Lack of difference in oxygen conditions between mixed and non-mixed sediment, suggests that even if light availability is a key limiting factor of the photoautotrophic growth (Bagshaw and others 2016; Perkins and others 2017), the cryoconite photoautotrophs are adapted to live in such a fast-changing environment. It is also indirectly evident from the minor differences in oxygen conditions between mixed and stagnant sediment measured for Longyearbreen. It may indirectly testify that the evolution of microorganisms in glacial ecosystems was driven by stochastic processes. If the ancestors of glacier organisms were under the influence of stochastic processes, they might be selected directionally for diverse metabolism, while weakening the strength of the selection factor. Such adaptation has been also indirectly shown in Poniecka and others (2018), where the aerobic zone became anaerobic within 120 min after perturbation. Moreover, based on cryoconite from the Karakoram and the Alps, Franzetti and others (2016) used molecular tools to show that microbial communities in cryoconite holes are capable of using different carbon sources. Similar results were also found in microcosm experiments from Antarctica and the Himalaya (Sanyal and others 2018), and in incubations of Greenland, Svalbard and Antarctic samples (Poniecka and others 2020). These findings suggest the complexity of metabolic pathways in cryoconite which, contrary to our expectations, testify to the adaptation of these organisms to live in such conditions.

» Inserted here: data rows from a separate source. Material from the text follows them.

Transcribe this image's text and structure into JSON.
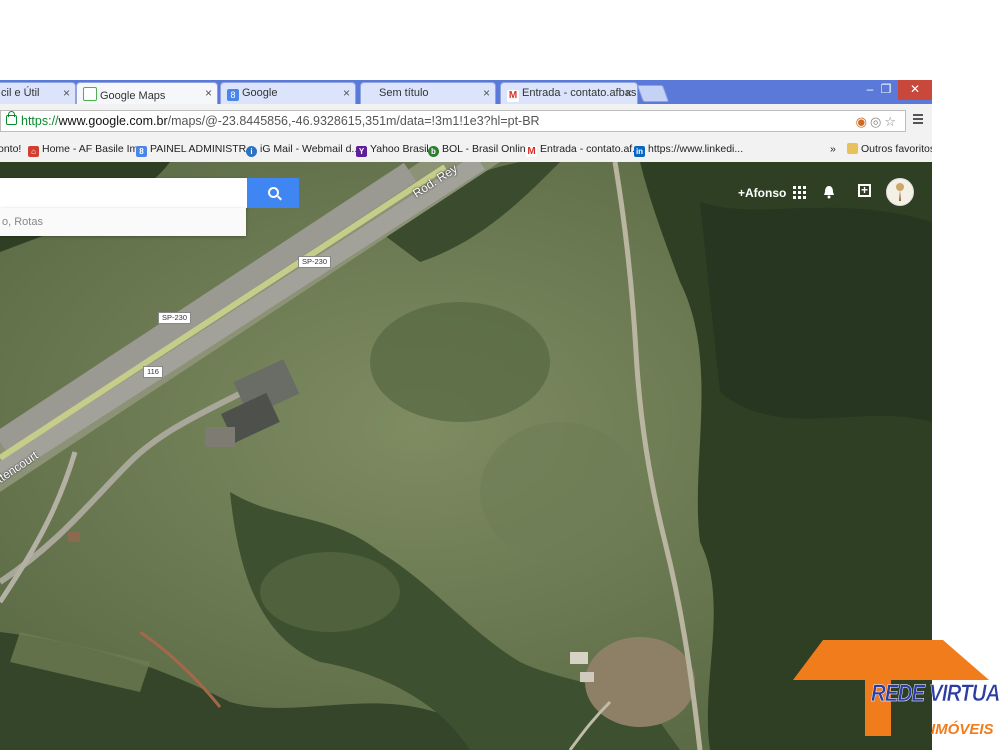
{
  "browser": {
    "tabs": [
      {
        "label": "cil e Útil",
        "favicon_color": "#ffffff"
      },
      {
        "label": "Google Maps",
        "favicon_color": "#4caf50",
        "active": true
      },
      {
        "label": "Google",
        "favicon_color": "#4a86e8"
      },
      {
        "label": "Sem título",
        "favicon_color": "#dbe4fb"
      },
      {
        "label": "Entrada - contato.afbasile",
        "favicon_color": "#ffffff"
      }
    ],
    "window_controls": {
      "minimize": "–",
      "restore": "❐",
      "close": "✕"
    },
    "address_bar": {
      "scheme": "https://",
      "host": "www.google.com.br",
      "path": "/maps/@-23.8445856,-46.9328615,351m/data=!3m1!1e3?hl=pt-BR"
    },
    "bookmarks": [
      {
        "label": "onto!",
        "icon": "none"
      },
      {
        "label": "Home - AF Basile Im...",
        "icon": "home-icon",
        "color": "#d23f31"
      },
      {
        "label": "PAINEL ADMINISTR...",
        "icon": "doc-icon",
        "color": "#4a86e8"
      },
      {
        "label": "iG Mail - Webmail d...",
        "icon": "ig-icon",
        "color": "#2b71c4"
      },
      {
        "label": "Yahoo Brasil",
        "icon": "yahoo-icon",
        "color": "#5f1f9a"
      },
      {
        "label": "BOL - Brasil Online",
        "icon": "bol-icon",
        "color": "#2e7d32"
      },
      {
        "label": "Entrada - contato.af...",
        "icon": "gmail-icon",
        "color": "#d93025"
      },
      {
        "label": "https://www.linkedi...",
        "icon": "linkedin-icon",
        "color": "#0a66c2"
      }
    ],
    "bookmarks_overflow": "»",
    "other_bookmarks": "Outros favoritos"
  },
  "maps": {
    "search_value": "",
    "suggestion_text": "o, Rotas",
    "user_link": "+Afonso",
    "road_labels": {
      "road_name_top": "Rod. Rey",
      "road_name_left": "ttencourt"
    },
    "shields": [
      "SP-230",
      "SP-230",
      "116"
    ],
    "accent": "#3f86f2"
  },
  "watermark": {
    "brand": "REDE VIRTUA",
    "subtitle": "IMÓVEIS",
    "roof_color": "#f07c1c",
    "text_color": "#2c3ea3"
  }
}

Cryoconite holes, although considered simple, turned out to be a complex system in which the decomposition of organic matter regulated by oxygen varies greatly between glaciers in the Northern Hemisphere. One of the main factors which likely shapes cryoconite productivity is water flow through sediment, which in turn can be modified by weather and topography of glacier. Moreover, sediment-related features like cryoconite granule size and morphology, microorganism community and chemical composition potentially modulate the decomposition of organic matter itself. Therefore, the cryoconite holes seems to be a good model in further research related to biogeochemical processes, abiotic–biotic relations connected with spatial changes, such as evolution in a fast-changing environment or decomposition of organic matter by microbial communities.